● **Problem requirements**:
Where a line of the records holds the string "this", copy that line.

┌──

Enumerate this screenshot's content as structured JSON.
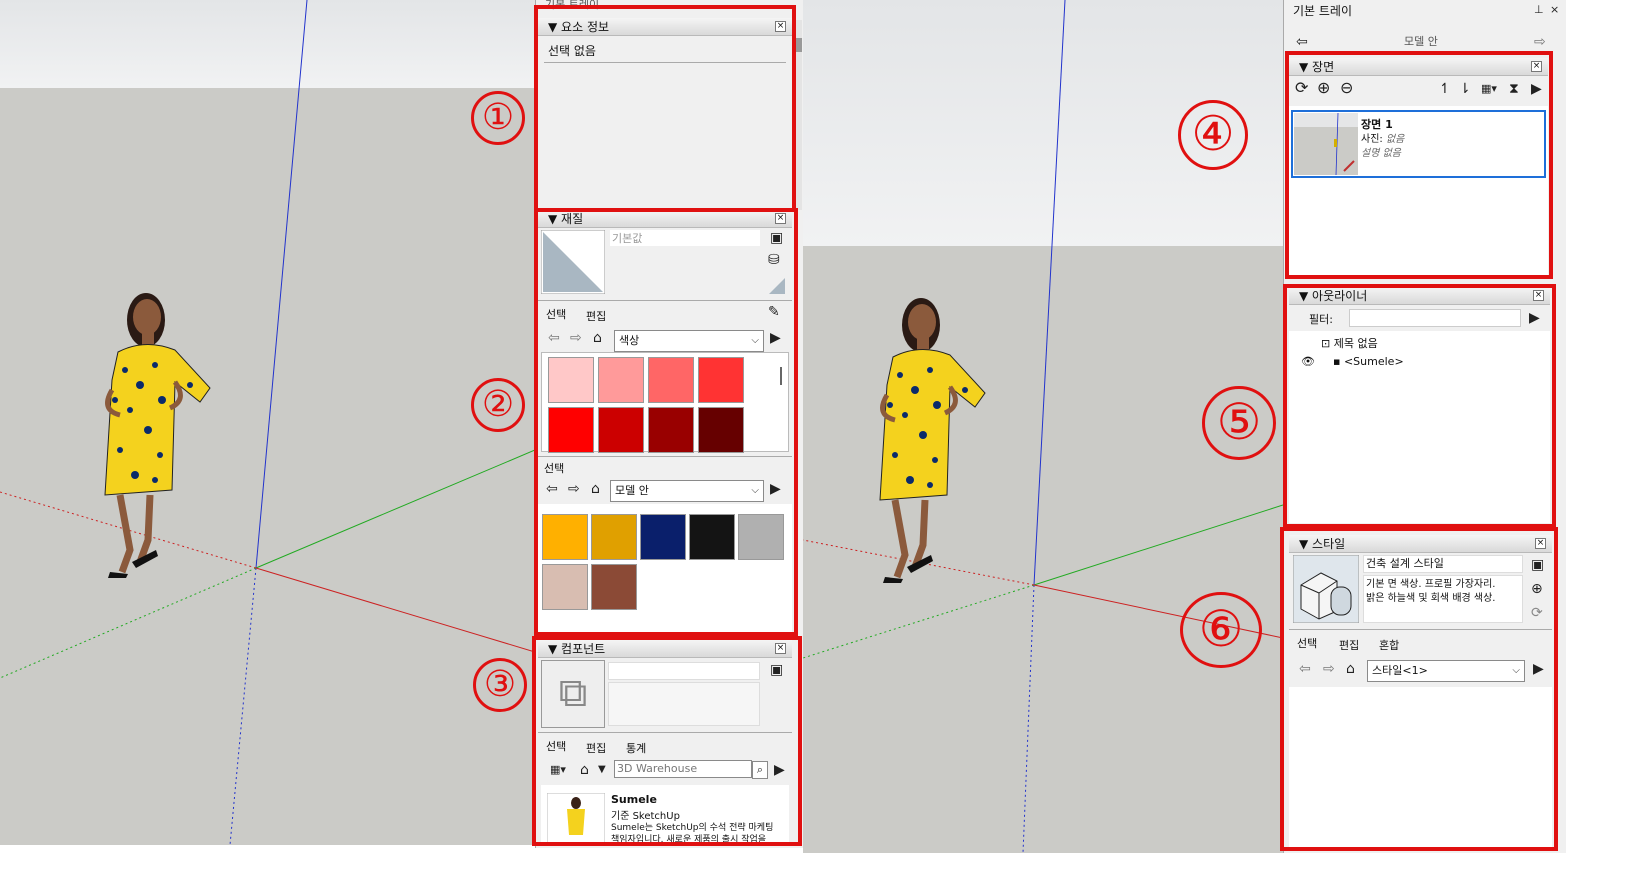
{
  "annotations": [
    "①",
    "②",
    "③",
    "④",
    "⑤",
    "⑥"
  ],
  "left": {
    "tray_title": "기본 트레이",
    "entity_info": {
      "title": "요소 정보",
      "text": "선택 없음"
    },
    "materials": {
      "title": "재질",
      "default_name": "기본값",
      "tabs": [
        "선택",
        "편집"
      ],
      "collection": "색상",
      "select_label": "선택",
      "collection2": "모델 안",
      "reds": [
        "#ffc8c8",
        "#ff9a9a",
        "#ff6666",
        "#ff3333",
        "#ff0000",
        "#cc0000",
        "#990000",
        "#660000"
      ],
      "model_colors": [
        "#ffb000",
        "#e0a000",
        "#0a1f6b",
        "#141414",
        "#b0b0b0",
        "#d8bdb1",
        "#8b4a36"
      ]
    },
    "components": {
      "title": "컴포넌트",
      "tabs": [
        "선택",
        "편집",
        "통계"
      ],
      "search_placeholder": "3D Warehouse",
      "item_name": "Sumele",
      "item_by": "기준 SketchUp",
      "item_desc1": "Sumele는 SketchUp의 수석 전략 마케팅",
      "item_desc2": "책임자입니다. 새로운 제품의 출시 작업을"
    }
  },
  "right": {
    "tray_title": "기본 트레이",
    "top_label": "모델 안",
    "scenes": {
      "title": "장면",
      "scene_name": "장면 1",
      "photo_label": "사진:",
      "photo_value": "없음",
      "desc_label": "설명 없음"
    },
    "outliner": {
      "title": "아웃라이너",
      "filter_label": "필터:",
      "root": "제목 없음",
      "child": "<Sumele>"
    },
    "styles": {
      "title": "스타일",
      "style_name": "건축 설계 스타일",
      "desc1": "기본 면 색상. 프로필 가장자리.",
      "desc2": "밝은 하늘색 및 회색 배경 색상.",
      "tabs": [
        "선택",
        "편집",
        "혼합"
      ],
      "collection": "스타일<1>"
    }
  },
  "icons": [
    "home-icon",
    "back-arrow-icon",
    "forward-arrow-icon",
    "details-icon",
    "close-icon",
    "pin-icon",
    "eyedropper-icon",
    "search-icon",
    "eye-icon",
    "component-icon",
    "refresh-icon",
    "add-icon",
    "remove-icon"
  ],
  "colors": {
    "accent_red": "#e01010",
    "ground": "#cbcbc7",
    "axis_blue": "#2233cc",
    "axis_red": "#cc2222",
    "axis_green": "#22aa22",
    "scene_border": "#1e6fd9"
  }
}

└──
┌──

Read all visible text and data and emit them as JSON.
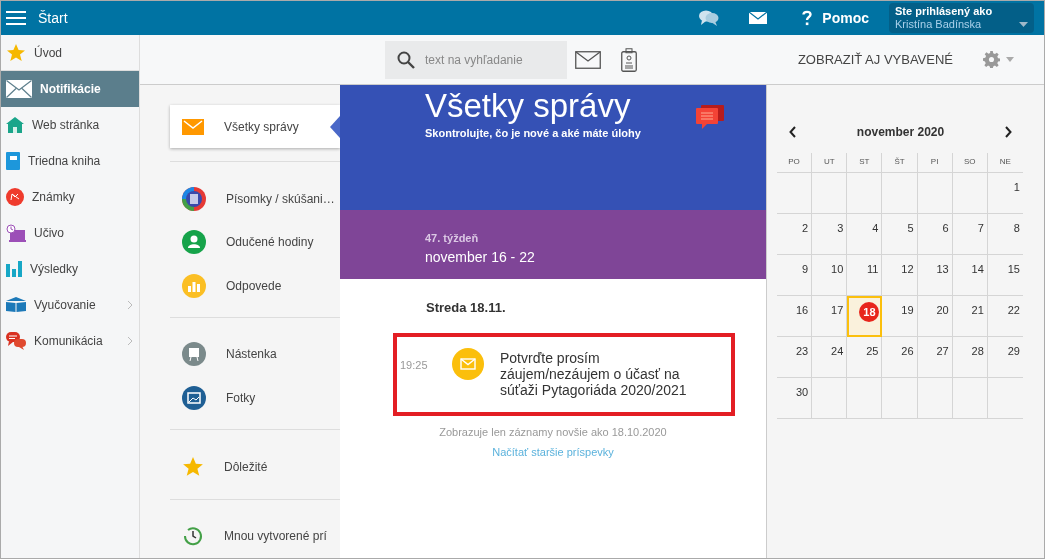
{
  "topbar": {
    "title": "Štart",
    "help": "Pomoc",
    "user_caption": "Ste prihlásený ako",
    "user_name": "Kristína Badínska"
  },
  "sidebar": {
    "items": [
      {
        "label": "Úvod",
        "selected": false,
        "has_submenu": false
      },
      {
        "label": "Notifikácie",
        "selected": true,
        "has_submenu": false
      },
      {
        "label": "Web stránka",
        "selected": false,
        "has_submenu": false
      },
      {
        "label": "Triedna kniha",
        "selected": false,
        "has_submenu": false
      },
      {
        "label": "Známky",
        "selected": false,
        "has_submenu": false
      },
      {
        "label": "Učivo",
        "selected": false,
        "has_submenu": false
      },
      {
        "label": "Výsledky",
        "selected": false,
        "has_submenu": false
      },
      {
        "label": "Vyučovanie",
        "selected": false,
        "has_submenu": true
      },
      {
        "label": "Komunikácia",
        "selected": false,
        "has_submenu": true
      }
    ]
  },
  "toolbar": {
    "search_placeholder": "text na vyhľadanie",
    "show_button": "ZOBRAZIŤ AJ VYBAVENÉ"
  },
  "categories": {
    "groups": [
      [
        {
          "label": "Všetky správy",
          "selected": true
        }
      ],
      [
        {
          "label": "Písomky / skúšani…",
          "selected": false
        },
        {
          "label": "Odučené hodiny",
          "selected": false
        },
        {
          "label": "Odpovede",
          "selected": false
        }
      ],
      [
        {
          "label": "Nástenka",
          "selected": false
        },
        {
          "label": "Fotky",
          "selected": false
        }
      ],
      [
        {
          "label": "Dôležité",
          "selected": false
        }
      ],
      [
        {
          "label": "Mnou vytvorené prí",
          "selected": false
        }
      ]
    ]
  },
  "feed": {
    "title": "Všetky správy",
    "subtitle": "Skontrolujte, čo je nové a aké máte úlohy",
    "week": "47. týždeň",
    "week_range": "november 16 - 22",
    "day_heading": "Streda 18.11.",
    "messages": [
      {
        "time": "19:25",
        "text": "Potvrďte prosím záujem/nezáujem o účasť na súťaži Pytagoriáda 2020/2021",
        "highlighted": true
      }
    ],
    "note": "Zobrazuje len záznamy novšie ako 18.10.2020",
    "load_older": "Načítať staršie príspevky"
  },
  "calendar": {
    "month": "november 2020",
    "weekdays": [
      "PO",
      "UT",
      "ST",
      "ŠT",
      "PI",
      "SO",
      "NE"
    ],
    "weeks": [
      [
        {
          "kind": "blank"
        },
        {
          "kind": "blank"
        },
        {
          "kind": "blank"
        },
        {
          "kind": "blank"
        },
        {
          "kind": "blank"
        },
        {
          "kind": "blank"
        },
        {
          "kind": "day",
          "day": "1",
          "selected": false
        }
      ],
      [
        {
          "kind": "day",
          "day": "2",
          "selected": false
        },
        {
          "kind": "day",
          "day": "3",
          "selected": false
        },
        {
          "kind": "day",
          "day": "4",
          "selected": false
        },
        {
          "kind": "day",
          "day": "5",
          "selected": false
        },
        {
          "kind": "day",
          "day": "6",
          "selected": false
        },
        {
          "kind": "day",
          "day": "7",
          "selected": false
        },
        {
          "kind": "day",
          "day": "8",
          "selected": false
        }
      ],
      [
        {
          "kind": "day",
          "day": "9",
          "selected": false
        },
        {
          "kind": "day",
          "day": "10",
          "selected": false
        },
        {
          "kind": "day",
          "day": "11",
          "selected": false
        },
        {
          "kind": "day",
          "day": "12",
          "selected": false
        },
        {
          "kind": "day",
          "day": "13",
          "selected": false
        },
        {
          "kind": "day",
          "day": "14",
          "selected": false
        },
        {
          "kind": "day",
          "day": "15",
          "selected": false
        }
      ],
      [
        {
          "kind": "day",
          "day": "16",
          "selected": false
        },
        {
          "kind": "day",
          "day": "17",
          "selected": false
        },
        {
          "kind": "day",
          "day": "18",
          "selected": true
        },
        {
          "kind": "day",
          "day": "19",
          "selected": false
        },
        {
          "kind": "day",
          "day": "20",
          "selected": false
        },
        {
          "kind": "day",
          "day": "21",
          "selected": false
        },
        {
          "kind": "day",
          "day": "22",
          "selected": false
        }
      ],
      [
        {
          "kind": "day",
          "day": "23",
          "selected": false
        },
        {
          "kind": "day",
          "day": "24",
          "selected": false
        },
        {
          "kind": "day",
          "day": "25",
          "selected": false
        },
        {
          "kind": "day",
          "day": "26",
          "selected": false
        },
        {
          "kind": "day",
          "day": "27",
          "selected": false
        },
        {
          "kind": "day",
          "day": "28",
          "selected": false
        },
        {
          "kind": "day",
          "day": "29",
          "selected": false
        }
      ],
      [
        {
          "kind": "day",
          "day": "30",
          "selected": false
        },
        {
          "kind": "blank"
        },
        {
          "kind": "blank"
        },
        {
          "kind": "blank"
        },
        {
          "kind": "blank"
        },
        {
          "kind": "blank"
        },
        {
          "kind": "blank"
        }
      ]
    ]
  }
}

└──
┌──

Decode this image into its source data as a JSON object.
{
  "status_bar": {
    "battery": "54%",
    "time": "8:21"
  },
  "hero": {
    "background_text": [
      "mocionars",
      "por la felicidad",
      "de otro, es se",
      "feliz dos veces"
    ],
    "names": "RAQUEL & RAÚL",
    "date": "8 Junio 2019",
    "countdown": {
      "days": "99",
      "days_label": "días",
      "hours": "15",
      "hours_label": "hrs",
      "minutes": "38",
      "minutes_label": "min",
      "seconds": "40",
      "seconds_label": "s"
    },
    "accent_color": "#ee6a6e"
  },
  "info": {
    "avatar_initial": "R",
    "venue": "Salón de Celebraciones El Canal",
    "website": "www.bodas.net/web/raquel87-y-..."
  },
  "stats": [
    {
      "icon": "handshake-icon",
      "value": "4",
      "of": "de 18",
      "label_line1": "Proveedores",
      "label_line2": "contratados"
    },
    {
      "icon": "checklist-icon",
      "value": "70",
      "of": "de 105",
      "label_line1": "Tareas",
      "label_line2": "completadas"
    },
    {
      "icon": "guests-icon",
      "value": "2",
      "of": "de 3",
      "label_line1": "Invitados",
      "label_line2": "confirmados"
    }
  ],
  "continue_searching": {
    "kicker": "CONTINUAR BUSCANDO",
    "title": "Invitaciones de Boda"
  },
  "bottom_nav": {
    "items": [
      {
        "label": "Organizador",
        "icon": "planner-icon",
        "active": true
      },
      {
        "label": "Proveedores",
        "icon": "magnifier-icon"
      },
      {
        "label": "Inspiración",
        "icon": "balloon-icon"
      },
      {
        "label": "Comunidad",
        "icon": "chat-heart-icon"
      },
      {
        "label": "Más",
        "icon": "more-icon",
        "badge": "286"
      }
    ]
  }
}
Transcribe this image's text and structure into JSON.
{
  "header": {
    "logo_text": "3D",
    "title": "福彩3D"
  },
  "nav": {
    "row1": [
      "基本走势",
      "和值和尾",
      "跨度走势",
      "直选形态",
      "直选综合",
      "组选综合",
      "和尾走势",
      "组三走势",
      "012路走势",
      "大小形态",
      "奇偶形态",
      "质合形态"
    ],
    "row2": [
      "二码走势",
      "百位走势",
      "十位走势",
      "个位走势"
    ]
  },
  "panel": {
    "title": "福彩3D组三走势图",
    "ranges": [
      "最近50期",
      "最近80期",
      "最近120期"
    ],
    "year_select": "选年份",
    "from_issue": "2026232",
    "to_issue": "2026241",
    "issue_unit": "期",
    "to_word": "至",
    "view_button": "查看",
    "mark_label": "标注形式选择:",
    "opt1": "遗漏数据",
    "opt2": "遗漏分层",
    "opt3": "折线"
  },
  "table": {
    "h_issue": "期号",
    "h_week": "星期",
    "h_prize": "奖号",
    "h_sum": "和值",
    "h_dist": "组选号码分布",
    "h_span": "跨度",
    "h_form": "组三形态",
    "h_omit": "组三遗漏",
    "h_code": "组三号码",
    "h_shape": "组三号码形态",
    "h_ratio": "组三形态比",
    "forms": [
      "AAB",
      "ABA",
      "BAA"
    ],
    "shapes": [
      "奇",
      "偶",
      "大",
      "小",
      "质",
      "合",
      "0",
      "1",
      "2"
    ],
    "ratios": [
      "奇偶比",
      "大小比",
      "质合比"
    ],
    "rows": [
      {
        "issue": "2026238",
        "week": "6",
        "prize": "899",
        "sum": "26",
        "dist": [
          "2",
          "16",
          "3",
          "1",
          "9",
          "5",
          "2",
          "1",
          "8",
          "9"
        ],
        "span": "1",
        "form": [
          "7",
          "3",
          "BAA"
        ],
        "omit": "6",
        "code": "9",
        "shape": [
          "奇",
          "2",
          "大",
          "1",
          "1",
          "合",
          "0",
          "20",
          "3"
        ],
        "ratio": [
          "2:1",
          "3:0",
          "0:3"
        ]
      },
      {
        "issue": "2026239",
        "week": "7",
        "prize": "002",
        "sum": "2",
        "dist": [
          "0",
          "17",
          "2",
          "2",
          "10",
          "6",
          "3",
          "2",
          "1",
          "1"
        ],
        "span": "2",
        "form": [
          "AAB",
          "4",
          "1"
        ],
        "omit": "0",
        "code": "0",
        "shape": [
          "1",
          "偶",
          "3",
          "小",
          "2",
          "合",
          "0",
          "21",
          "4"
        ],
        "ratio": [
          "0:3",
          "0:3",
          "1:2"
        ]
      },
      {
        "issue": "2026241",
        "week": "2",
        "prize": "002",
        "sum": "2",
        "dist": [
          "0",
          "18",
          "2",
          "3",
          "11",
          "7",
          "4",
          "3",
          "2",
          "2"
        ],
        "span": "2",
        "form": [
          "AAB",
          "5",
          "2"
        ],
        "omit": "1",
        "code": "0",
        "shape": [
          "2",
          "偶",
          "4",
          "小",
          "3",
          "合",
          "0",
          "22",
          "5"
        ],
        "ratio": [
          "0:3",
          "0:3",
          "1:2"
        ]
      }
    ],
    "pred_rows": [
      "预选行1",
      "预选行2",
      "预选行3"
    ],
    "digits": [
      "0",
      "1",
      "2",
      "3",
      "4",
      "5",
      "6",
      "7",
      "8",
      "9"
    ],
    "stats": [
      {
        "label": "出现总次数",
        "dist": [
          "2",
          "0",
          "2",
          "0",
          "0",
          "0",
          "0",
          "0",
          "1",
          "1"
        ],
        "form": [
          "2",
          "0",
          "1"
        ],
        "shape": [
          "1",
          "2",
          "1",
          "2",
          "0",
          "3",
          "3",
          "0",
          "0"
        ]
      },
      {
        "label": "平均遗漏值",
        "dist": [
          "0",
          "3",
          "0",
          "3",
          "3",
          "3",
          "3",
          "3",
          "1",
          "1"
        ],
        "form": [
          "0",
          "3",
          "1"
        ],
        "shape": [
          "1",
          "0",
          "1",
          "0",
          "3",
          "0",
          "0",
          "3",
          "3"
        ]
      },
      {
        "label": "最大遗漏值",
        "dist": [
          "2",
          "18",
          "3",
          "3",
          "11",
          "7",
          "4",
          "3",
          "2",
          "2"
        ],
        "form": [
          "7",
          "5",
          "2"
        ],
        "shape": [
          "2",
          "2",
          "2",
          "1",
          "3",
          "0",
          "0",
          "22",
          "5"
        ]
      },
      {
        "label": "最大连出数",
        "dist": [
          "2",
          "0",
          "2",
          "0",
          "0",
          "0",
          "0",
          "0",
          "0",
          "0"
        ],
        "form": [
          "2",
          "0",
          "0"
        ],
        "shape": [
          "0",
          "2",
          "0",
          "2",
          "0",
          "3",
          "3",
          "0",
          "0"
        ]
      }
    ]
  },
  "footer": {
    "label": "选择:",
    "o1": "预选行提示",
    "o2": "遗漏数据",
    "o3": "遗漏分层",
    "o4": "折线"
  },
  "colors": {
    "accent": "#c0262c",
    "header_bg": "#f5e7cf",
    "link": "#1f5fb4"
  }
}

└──

● **Answer section**:
Enumerate this screenshot's content as structured JSON.
Decode this image into its source data as a JSON object.
Transcribe this image's text and structure into JSON.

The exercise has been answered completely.